Task goal: Each record should be copied exactly, and none of them omitted.

▼

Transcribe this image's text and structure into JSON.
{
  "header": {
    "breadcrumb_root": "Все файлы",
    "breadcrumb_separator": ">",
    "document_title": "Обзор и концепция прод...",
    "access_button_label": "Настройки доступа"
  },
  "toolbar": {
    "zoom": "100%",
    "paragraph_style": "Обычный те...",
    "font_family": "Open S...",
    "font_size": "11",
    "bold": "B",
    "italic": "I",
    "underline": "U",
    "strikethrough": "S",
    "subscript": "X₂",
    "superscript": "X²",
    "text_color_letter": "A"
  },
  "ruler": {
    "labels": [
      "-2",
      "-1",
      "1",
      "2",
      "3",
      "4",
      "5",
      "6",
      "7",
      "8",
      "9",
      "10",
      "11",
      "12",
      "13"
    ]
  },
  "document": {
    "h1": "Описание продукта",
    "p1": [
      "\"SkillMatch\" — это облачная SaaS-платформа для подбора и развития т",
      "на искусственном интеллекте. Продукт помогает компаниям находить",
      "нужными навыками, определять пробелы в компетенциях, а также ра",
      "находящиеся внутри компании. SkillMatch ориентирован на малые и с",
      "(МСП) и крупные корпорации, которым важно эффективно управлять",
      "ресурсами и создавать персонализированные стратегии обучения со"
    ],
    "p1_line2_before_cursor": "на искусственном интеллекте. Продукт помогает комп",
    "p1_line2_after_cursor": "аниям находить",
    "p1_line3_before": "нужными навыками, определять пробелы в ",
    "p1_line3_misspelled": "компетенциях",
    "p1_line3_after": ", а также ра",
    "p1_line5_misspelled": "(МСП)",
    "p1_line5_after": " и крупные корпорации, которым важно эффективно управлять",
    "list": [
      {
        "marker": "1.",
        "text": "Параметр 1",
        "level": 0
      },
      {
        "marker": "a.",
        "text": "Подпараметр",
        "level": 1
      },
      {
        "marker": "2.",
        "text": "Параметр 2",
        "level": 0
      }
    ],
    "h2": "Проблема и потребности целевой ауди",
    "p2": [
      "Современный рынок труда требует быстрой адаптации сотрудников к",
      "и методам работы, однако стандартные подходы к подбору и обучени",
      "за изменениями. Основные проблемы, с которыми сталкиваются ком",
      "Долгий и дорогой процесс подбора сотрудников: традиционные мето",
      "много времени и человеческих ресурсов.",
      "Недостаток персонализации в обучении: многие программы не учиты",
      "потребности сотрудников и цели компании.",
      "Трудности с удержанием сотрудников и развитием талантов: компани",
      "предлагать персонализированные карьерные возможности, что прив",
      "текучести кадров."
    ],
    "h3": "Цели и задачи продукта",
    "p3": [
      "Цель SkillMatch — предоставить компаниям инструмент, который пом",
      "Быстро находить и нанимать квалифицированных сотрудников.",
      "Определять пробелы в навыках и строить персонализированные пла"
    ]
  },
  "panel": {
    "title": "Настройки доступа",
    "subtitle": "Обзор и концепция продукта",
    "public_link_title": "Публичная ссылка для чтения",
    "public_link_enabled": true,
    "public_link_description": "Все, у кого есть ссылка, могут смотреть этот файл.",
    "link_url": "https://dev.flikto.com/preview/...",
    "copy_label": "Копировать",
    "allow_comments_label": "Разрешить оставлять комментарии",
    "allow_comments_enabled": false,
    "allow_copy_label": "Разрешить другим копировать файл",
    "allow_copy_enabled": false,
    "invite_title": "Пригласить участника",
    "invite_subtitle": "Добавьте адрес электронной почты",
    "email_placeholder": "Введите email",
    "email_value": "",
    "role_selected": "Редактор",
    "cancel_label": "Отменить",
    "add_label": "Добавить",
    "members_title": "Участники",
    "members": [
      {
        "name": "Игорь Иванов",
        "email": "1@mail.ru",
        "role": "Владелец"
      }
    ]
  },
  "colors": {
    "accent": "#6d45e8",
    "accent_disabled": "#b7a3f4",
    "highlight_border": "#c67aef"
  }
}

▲

Output for this task:
Transcribe this image's text and structure into JSON.
{
  "header": {
    "breadcrumb_root": "Все файлы",
    "breadcrumb_separator": ">",
    "document_title": "Обзор и концепция прод...",
    "access_button_label": "Настройки доступа"
  },
  "toolbar": {
    "zoom": "100%",
    "paragraph_style": "Обычный те...",
    "font_family": "Open S...",
    "font_size": "11",
    "bold": "B",
    "italic": "I",
    "underline": "U",
    "strikethrough": "S",
    "subscript": "X₂",
    "superscript": "X²",
    "text_color_letter": "A"
  },
  "ruler": {
    "labels": [
      "-2",
      "-1",
      "1",
      "2",
      "3",
      "4",
      "5",
      "6",
      "7",
      "8",
      "9",
      "10",
      "11",
      "12",
      "13"
    ]
  },
  "document": {
    "h1": "Описание продукта",
    "p1": [
      "\"SkillMatch\" — это облачная SaaS-платформа для подбора и развития т",
      "на искусственном интеллекте. Продукт помогает компаниям находить",
      "нужными навыками, определять пробелы в компетенциях, а также ра",
      "находящиеся внутри компании. SkillMatch ориентирован на малые и с",
      "(МСП) и крупные корпорации, которым важно эффективно управлять",
      "ресурсами и создавать персонализированные стратегии обучения со"
    ],
    "p1_line2_before_cursor": "на искусственном интеллекте. Продукт помогает комп",
    "p1_line2_after_cursor": "аниям находить",
    "p1_line3_before": "нужными навыками, определять пробелы в ",
    "p1_line3_misspelled": "компетенциях",
    "p1_line3_after": ", а также ра",
    "p1_line5_misspelled": "(МСП)",
    "p1_line5_after": " и крупные корпорации, которым важно эффективно управлять",
    "list": [
      {
        "marker": "1.",
        "text": "Параметр 1",
        "level": 0
      },
      {
        "marker": "a.",
        "text": "Подпараметр",
        "level": 1
      },
      {
        "marker": "2.",
        "text": "Параметр 2",
        "level": 0
      }
    ],
    "h2": "Проблема и потребности целевой ауди",
    "p2": [
      "Современный рынок труда требует быстрой адаптации сотрудников к",
      "и методам работы, однако стандартные подходы к подбору и обучени",
      "за изменениями. Основные проблемы, с которыми сталкиваются ком",
      "Долгий и дорогой процесс подбора сотрудников: традиционные мето",
      "много времени и человеческих ресурсов.",
      "Недостаток персонализации в обучении: многие программы не учиты",
      "потребности сотрудников и цели компании.",
      "Трудности с удержанием сотрудников и развитием талантов: компани",
      "предлагать персонализированные карьерные возможности, что прив",
      "текучести кадров."
    ],
    "h3": "Цели и задачи продукта",
    "p3": [
      "Цель SkillMatch — предоставить компаниям инструмент, который пом",
      "Быстро находить и нанимать квалифицированных сотрудников.",
      "Определять пробелы в навыках и строить персонализированные пла"
    ]
  },
  "panel": {
    "title": "Настройки доступа",
    "subtitle": "Обзор и концепция продукта",
    "public_link_title": "Публичная ссылка для чтения",
    "public_link_enabled": true,
    "public_link_description": "Все, у кого есть ссылка, могут смотреть этот файл.",
    "link_url": "https://dev.flikto.com/preview/...",
    "copy_label": "Копировать",
    "allow_comments_label": "Разрешить оставлять комментарии",
    "allow_comments_enabled": false,
    "allow_copy_label": "Разрешить другим копировать файл",
    "allow_copy_enabled": false,
    "invite_title": "Пригласить участника",
    "invite_subtitle": "Добавьте адрес электронной почты",
    "email_placeholder": "Введите email",
    "email_value": "",
    "role_selected": "Редактор",
    "cancel_label": "Отменить",
    "add_label": "Добавить",
    "members_title": "Участники",
    "members": [
      {
        "name": "Игорь Иванов",
        "email": "1@mail.ru",
        "role": "Владелец"
      }
    ]
  },
  "colors": {
    "accent": "#6d45e8",
    "accent_disabled": "#b7a3f4",
    "highlight_border": "#c67aef"
  }
}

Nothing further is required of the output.